But that, he knows, is nothing new.
He backs away from the roof's edge and looks up. There's not much to see due to the light and particle pollution and clouds, but the moon is visible in spite of it all, hanging in the blackness like a hook.
That's when the nausea hits.
The thought that this isn't the sky that's drifted overhead his entire life, that this moon might not be the moon whose craters he knew so well as a boy, that the pricks of light he can barely distinguish might not make the same constellations he learned about in his father's books sends him reeling. His stomach lurches, his heart leaps into his throat, and he sits before his sense of balance vanishes.
This does nothing to stop the way the world is spinning. He shuts his eyes to close the vertigo out and claws through his memories, grasping onto the evening of March 29, 1975. All at once, he's back in the Ravenclaw common room, surrounded by floor-to-ceiling bookshelves and high windows and concentrating on nothing other than the fingers threading through his hair.
"Can you really believe we're almost finished?" he asked, tilting his head back to look into a pair of dark green, owlish eyes.
"It was… quick, yes. Too quick. Seven years, just like that, gone in a flash." The young lady seated on the couch above him smiled, somewhat preoccupied with unraveling one of his curls. She was pretty, but not stunning—her hair was the same color as Gilderoy's and her features were rather small and pointy, but he loved her just the same. It was a surprise to most of the school when they started dating—who knew Gilderoy Lockhart could care for anyone other than himself?—but their personalities meshed well, and they bonded quickly over many little things.
"I can't help but wonder what's next," he said. "I don't suppose you'd happen to know?"
The girl snicker-snorted, a strange but pleasing sound, and shook her head. "I will tell you nothing.

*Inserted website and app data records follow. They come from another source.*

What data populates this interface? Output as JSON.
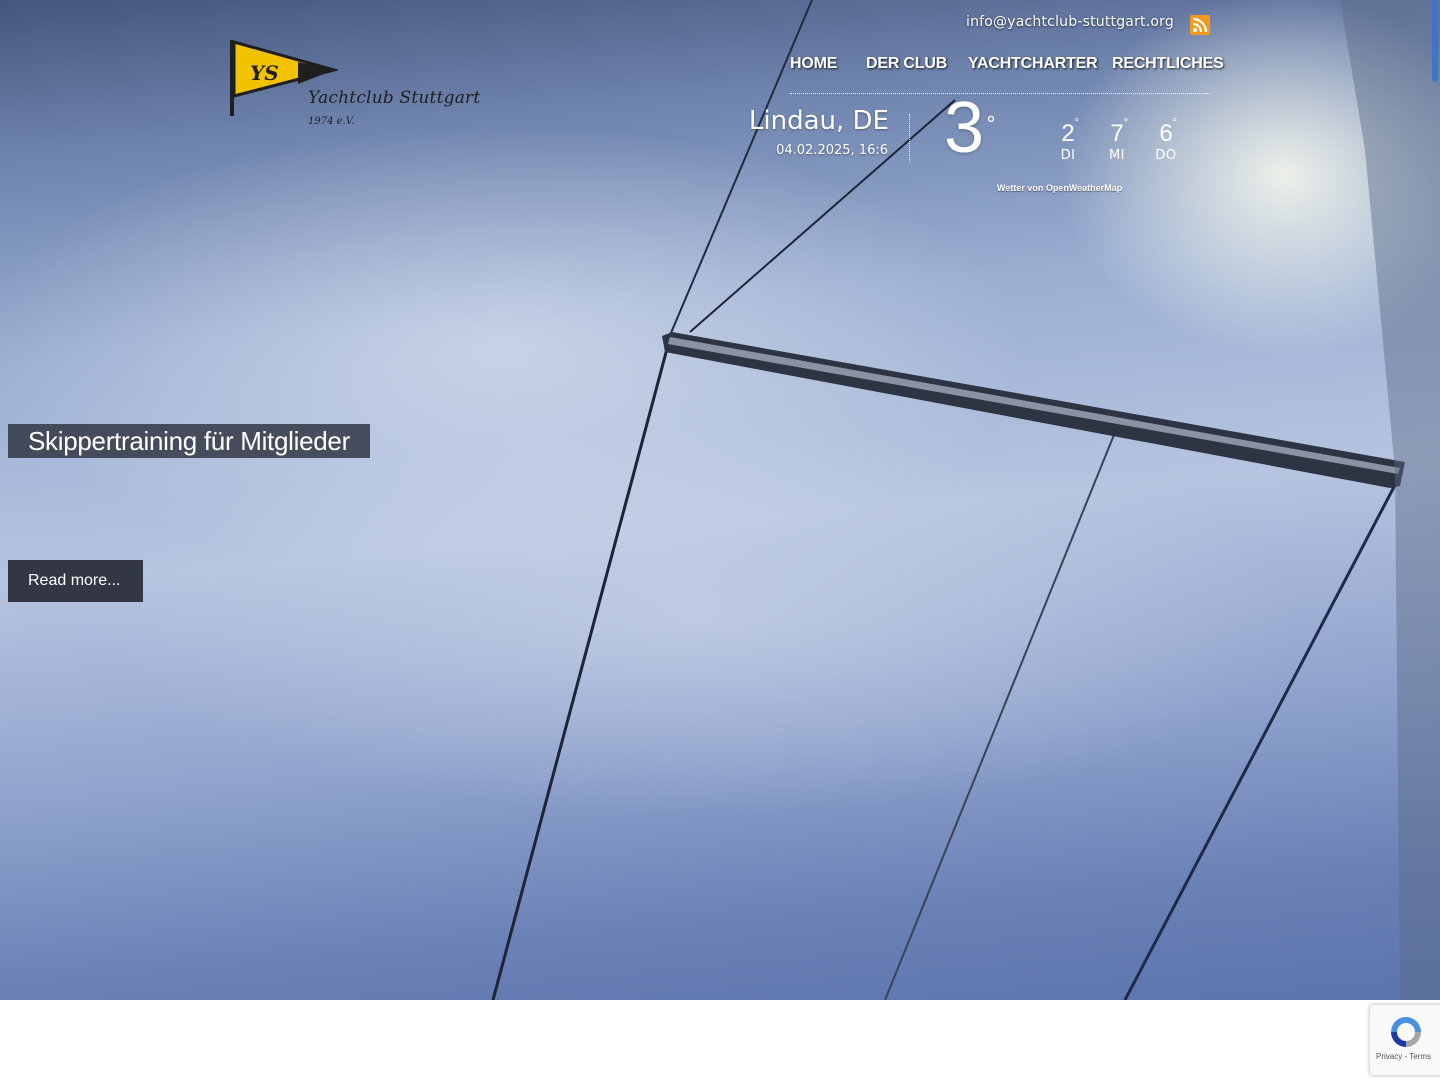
{
  "header": {
    "email": "info@yachtclub-stuttgart.org",
    "rss_icon": "rss-icon",
    "logo": {
      "name": "Yachtclub Stuttgart",
      "year": "1974 e.V.",
      "flag_mark": "YS",
      "colors": {
        "flag": "#f2c200",
        "ink": "#1f1f1f"
      }
    },
    "nav": [
      {
        "label": "Home"
      },
      {
        "label": "Der Club"
      },
      {
        "label": "Yachtcharter"
      },
      {
        "label": "Rechtliches"
      }
    ]
  },
  "weather": {
    "city": "Lindau, DE",
    "datetime": "04.02.2025, 16:6",
    "current_temp": "3",
    "unit": "°",
    "forecast": [
      {
        "temp": "2",
        "day": "DI"
      },
      {
        "temp": "7",
        "day": "MI"
      },
      {
        "temp": "6",
        "day": "DO"
      }
    ],
    "credit": "Wetter von OpenWeatherMap"
  },
  "slide": {
    "title": "Skippertraining für Mitglieder",
    "read_more": "Read more..."
  },
  "recaptcha": {
    "privacy": "Privacy",
    "separator": " - ",
    "terms": "Terms"
  },
  "colors": {
    "accent_scroll": "#3f74c9",
    "rss": "#f39a1c",
    "caption_bg": "#2d323e"
  }
}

Your journey will be exactly that, and I will have no part in guiding you through it."
He felt a pang in his chest and looked to the nearest window, blue eyes sweeping the sunset-painted mountains. "I know."
Though they made a fine couple and were happy enough together, both knew—one more certainly than the other—that their relationship would end with graduation. Gilderoy frowned at the thought. She didn't seem so bothered, but she was always difficult to read.
"There is... one thing. One thing that is very little right now, but will be very big someday."
He looked back up at her, fingers absently tracing the pattern in the ornate carpet underfoot. "What?"
"I know that you will always be a liar, Gilderoy Lockhart—" And here he opened his mouth to protest, but a slim finger pressed his lips closed. "But one day you will be handed a blank slate, and you must promise me that you will take it."
He considered her words for a few moments, then nodded. "I promise."
Part of him wanted to ask what she meant, when this slate-handing would happen, but most of him knew better. He trusted her.
Sybill Trelawney, after all, was rarely wrong.
When he opens his eyes, he's atop the Kashtta once more. The nausea's faded and his heart's back in his chest, but he can't shake the feeling that he won't be able to keep his promise. Even he's not sure who he is under all the lies and expensive fabric, so how can anyone expect him to let it all drop away so easily?
A breeze kicks up. He shivers, casts one more glance at the sky, then heads inside.